=== Section Start ===

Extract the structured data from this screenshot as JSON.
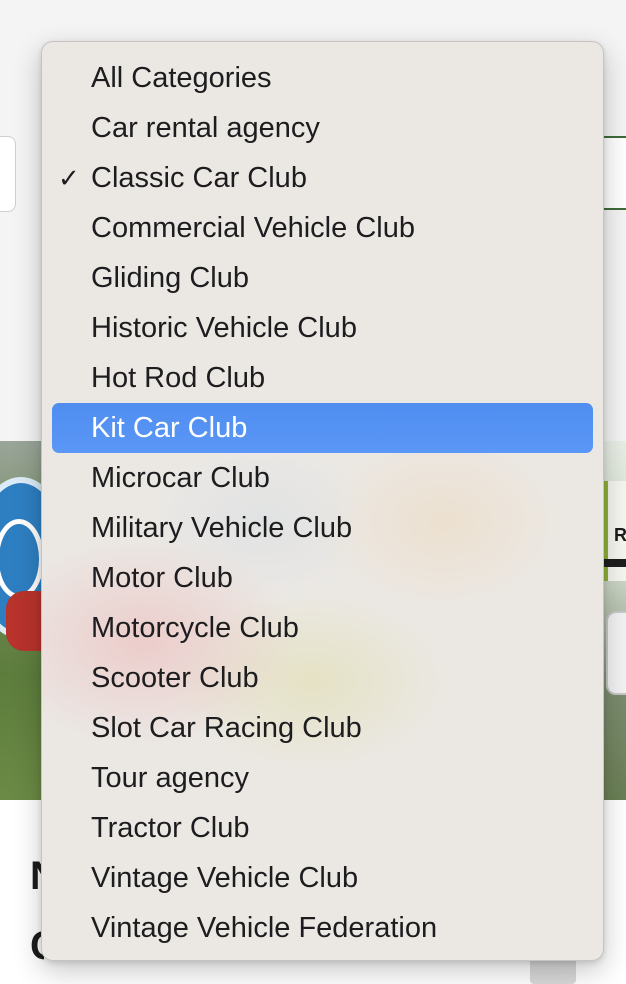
{
  "dropdown": {
    "selected_value": "Classic Car Club",
    "highlighted_value": "Kit Car Club",
    "check_glyph": "✓",
    "options": [
      "All Categories",
      "Car rental agency",
      "Classic Car Club",
      "Commercial Vehicle Club",
      "Gliding Club",
      "Historic Vehicle Club",
      "Hot Rod Club",
      "Kit Car Club",
      "Microcar Club",
      "Military Vehicle Club",
      "Motor Club",
      "Motorcycle Club",
      "Scooter Club",
      "Slot Car Racing Club",
      "Tour agency",
      "Tractor Club",
      "Vintage Vehicle Club",
      "Vintage Vehicle Federation"
    ]
  },
  "background": {
    "sign_letter": "R",
    "heading_fragment_1": "N",
    "heading_fragment_2": "C"
  },
  "colors": {
    "highlight": "#5a97f6",
    "select_border_focus": "#3e6b3a",
    "menu_background": "#ebe8e4"
  }
}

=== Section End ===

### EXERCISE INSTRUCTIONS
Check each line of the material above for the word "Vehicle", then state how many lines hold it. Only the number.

### RESPONSE
5